Between 2010 and 2019, Perwaiz billed insurance companies more than $2.3 million for gynecological care partly justified by diagnostic procedures he never performed, prosecutors allege in the indictment. The indictments cover 25 patients, most of whom he saw from 2015 to 2019.
Prosecutors have not said how many others they think were victims. So many women came forward after his arrest in November that the FBI created a website about the case for them. Malpractice suits also are pending against Perwaiz, who had two offices in Chesapeake, south of Norfolk, and privileges at Bon Secours Maryview Medical Center and Chesapeake Regional Medical Center.
Perwaiz, who is jailed without bond, pleaded not guilty. He has not spoken publicly about the charges. The trial is expected to take a few weeks.
“This is a large and far-reaching scheme, but what the defendant did was simple,” Gantt said. “He said things that were not true to make money.”
During the decade covered by the indictments, Perwaiz lived lavishly, purchasing a pair of Mercedes-Benzes, a Jaguar, a $4,000 fur coat and a $1,000 pen.
Perwaiz first became an OB/GYN and established his private practice in 1982. State records show he allegedly performed 11 hysterectomies on women that year without a medical reason.
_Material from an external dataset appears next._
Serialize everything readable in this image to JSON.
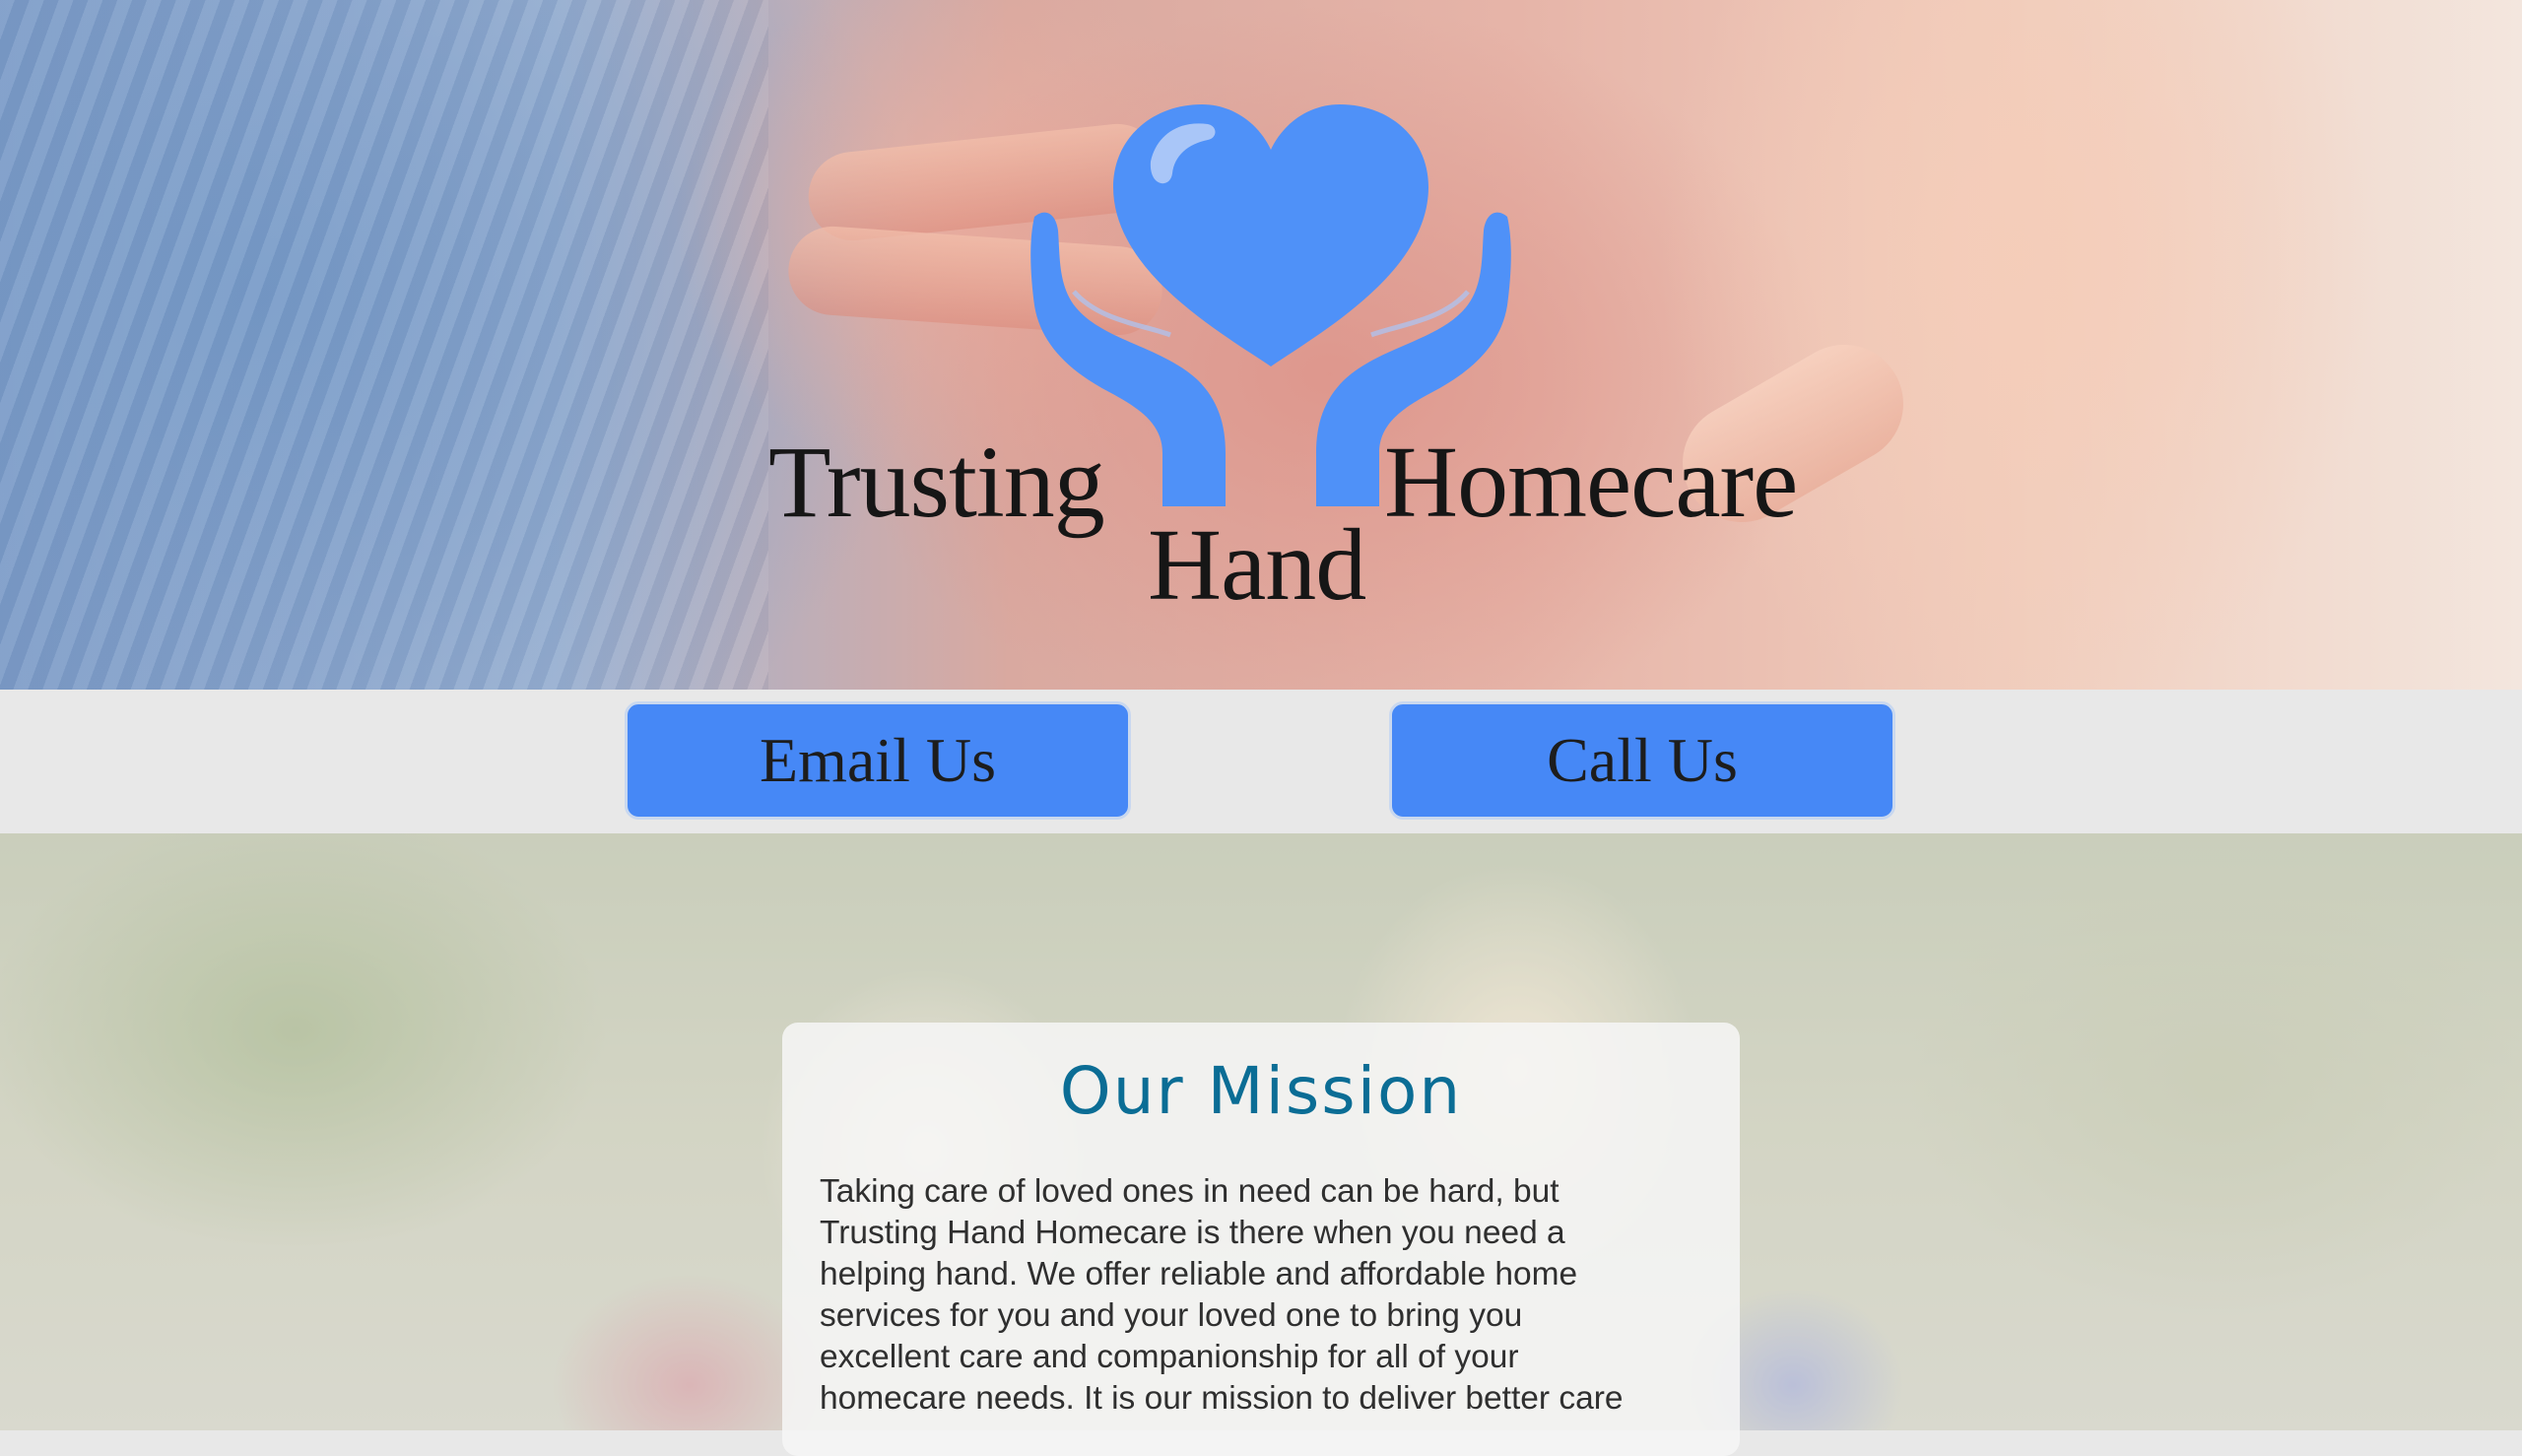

Maryview Hospital fired Perwaiz, citing “poor clinical judgment, unnecessary surgery, lack of documentation and discrepancies in recordkeeping,” the records show, but the Virginia Board of Medicine, which had the power to revoke or suspend his license, chose to censure him – chastising his bad note-taking and condemning his “lack of judgment” for engaging in a sexual relationship with a patient.
In 1996, Perwaiz was convicted of tax fraud. He briefly lost his license before it was reinstated. The indictment also alleges that the doctor made false applications to health benefits providers, failing to disclose his felony conviction.
Woodward called the document issues “paperwork mistakes,” not part of a fraud scheme. “The issue will be,” he said, “is he a scam artist?”